-- MATERIAL TO PROCESS follows --

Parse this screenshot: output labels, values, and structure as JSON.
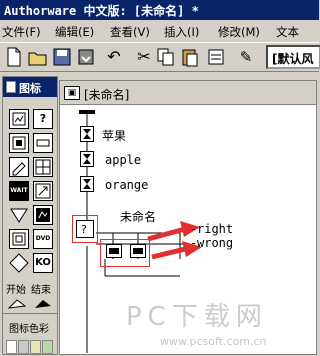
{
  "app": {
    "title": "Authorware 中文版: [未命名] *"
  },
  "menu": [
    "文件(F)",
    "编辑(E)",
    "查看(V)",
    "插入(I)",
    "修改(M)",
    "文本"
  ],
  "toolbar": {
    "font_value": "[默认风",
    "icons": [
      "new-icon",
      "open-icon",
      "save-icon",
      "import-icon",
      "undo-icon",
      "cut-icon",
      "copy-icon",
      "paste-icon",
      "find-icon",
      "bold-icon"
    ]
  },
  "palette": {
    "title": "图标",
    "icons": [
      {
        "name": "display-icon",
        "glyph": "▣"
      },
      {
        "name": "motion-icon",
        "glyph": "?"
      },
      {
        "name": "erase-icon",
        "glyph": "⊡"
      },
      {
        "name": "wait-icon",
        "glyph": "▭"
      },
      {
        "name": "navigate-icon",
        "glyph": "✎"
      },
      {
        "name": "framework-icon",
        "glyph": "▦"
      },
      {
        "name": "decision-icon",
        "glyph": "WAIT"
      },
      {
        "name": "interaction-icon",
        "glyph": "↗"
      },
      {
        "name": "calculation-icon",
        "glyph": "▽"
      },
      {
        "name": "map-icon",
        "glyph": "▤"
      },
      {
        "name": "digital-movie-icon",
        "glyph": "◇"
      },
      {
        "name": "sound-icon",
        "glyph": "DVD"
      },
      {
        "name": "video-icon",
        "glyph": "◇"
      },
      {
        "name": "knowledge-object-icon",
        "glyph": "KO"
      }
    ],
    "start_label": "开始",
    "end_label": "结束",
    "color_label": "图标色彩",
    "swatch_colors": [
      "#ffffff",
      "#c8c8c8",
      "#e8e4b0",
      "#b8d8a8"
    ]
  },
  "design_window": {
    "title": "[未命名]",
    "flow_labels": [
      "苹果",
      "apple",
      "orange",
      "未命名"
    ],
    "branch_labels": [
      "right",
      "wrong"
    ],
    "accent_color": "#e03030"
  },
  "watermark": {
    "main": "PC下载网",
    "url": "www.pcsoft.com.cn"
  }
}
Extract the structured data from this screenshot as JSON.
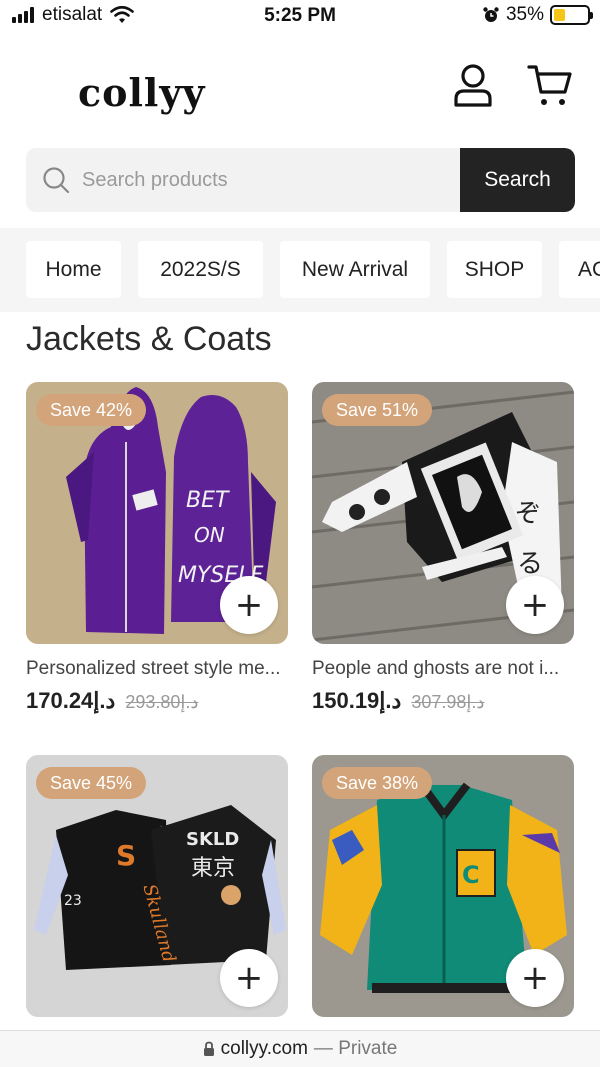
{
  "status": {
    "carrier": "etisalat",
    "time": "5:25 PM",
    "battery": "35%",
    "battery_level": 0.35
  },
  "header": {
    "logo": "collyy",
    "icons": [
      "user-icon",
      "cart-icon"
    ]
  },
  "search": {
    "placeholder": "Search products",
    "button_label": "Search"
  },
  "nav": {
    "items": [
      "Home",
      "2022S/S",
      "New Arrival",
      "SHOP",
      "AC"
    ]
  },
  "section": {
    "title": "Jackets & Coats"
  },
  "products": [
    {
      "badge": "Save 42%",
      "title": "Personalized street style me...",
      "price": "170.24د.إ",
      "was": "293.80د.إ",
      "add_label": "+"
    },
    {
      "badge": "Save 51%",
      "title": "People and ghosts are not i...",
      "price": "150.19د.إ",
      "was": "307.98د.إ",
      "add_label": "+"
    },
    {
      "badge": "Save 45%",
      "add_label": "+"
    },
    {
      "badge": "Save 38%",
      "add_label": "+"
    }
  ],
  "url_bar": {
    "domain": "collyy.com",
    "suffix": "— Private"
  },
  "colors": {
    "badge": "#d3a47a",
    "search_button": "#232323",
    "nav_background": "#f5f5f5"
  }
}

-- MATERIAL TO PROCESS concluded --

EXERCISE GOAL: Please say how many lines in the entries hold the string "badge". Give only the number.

SOLUTION: 5